- DATA UNDER STUDY
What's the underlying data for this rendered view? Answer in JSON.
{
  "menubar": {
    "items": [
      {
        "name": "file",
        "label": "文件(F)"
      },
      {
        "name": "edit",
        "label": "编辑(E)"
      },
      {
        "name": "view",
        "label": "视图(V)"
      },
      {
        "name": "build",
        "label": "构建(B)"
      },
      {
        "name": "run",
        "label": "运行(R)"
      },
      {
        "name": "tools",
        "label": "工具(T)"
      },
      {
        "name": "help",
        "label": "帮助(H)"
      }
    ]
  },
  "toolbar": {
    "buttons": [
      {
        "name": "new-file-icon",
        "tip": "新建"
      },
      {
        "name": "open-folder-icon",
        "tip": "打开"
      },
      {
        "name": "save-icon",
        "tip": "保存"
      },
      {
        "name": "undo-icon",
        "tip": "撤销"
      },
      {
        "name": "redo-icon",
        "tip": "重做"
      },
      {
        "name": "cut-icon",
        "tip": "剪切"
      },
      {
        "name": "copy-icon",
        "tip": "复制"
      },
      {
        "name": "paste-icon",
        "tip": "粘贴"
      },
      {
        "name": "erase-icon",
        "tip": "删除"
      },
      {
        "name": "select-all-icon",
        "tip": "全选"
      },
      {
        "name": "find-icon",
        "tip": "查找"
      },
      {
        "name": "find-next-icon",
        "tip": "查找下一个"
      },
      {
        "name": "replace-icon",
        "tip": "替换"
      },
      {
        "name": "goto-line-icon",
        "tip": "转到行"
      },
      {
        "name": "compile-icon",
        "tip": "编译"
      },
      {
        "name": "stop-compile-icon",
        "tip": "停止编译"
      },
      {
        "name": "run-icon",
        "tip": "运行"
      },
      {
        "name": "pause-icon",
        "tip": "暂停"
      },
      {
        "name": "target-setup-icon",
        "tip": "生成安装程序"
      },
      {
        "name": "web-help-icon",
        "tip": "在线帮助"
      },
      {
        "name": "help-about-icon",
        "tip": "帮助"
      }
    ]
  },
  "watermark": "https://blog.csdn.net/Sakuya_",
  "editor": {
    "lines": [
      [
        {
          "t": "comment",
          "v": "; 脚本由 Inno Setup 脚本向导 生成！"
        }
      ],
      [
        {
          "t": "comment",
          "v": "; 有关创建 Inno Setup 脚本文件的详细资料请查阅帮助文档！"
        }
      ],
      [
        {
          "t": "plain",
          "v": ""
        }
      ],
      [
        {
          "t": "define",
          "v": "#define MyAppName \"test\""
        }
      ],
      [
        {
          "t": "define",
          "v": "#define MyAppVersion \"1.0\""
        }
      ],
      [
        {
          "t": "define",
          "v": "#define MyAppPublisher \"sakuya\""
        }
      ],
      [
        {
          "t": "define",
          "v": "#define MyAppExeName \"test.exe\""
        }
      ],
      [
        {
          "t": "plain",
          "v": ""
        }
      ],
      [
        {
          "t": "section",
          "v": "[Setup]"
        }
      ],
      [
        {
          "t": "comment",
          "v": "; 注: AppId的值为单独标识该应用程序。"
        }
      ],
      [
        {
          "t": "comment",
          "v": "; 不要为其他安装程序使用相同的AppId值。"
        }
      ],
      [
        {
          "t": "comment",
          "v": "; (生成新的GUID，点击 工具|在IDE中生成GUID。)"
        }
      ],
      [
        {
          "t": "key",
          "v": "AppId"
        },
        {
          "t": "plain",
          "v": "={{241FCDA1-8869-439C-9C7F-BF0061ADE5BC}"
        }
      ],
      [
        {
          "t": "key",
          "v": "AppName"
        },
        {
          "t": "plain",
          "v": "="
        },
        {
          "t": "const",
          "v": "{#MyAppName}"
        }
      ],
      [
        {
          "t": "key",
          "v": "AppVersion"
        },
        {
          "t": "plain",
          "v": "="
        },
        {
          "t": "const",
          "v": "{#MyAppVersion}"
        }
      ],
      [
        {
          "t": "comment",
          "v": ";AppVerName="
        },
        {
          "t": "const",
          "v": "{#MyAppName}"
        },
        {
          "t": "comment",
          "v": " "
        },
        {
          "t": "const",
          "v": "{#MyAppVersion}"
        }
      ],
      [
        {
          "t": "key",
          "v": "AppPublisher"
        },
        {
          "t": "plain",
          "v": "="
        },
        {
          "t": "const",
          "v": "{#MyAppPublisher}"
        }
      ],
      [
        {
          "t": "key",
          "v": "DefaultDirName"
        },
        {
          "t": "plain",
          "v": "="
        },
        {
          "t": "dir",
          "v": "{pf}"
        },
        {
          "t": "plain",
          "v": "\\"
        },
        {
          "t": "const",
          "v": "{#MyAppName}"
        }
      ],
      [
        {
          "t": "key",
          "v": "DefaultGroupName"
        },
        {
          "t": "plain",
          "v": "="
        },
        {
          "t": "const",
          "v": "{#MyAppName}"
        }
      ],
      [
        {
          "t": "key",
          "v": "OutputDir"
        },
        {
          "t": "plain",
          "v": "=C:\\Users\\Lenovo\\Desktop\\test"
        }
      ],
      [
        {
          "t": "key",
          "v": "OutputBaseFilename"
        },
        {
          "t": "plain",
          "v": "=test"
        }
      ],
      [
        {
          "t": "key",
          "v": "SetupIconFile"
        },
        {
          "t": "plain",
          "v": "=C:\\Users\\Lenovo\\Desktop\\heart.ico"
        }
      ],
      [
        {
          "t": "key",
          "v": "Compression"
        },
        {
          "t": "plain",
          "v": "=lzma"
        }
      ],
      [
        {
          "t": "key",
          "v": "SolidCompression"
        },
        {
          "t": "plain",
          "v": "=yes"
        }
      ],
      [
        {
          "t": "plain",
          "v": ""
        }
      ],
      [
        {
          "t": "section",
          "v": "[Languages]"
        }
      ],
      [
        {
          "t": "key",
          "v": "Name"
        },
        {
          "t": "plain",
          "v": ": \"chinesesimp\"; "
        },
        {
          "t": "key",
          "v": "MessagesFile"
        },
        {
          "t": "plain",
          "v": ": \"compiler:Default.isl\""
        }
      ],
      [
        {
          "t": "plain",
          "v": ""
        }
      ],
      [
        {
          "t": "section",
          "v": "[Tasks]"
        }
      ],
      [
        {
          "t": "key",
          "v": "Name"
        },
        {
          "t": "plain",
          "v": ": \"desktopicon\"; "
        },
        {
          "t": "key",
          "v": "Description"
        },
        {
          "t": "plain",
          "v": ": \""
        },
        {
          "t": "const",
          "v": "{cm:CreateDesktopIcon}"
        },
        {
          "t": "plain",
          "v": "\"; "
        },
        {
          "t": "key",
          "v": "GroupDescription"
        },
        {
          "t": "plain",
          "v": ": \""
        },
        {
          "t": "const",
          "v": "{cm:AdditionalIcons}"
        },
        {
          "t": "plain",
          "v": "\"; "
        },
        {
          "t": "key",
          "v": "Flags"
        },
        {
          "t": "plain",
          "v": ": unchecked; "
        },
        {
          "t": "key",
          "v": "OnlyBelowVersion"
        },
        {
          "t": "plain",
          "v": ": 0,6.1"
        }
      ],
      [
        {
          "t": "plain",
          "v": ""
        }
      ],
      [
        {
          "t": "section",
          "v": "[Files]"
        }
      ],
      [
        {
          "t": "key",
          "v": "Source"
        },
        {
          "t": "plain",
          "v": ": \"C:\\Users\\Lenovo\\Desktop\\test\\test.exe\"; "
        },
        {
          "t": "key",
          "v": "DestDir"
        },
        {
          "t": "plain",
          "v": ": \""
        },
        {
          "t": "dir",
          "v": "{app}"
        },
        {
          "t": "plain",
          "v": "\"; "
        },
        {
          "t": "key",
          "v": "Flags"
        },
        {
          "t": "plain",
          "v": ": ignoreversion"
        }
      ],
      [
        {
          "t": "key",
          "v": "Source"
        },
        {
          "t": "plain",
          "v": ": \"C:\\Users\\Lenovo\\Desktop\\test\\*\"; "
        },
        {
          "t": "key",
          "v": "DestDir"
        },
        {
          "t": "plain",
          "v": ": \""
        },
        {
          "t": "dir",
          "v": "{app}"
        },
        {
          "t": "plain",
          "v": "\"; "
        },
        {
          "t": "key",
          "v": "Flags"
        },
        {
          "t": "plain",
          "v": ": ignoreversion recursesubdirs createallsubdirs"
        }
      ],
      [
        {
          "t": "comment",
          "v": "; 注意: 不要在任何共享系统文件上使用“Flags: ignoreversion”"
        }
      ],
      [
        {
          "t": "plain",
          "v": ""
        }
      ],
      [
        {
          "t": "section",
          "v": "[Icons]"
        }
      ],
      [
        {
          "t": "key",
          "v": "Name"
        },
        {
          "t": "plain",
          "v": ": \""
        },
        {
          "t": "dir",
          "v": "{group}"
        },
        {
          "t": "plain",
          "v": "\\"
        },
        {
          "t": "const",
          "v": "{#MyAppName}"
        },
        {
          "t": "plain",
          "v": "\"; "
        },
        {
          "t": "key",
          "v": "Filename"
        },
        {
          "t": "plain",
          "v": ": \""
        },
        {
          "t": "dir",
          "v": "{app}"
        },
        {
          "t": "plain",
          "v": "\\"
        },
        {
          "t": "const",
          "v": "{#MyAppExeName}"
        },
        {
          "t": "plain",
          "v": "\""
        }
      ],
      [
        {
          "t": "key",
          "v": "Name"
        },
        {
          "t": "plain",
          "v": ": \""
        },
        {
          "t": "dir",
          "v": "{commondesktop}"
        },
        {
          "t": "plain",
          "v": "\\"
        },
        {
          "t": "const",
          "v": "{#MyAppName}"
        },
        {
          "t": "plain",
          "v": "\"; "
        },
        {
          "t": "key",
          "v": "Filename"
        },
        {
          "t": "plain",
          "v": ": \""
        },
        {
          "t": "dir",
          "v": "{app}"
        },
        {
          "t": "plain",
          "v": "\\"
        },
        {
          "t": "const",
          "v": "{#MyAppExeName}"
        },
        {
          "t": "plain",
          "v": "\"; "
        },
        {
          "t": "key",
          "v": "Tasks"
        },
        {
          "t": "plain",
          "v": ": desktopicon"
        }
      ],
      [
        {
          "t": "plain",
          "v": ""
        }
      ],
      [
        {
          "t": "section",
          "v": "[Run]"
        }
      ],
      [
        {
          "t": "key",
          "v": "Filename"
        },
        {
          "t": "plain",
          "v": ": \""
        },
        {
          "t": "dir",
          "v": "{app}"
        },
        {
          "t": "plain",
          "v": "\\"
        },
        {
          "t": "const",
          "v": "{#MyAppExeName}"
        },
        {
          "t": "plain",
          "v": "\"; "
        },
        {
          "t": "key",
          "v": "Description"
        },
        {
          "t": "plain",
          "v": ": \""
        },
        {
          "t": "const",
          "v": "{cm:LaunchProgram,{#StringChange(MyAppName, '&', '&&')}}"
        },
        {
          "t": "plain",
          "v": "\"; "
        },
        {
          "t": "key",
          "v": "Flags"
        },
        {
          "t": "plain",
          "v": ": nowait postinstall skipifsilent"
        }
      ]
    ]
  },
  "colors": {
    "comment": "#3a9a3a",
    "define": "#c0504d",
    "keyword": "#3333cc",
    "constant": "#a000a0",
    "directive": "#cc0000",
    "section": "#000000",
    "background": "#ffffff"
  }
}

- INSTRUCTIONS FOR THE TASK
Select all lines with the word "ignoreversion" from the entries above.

- ANSWER SECTION
          "v": ": ignoreversion"
          "v": ": ignoreversion recursesubdirs createallsubdirs"
          "v": "; 注意: 不要在任何共享系统文件上使用“Flags: ignoreversion”"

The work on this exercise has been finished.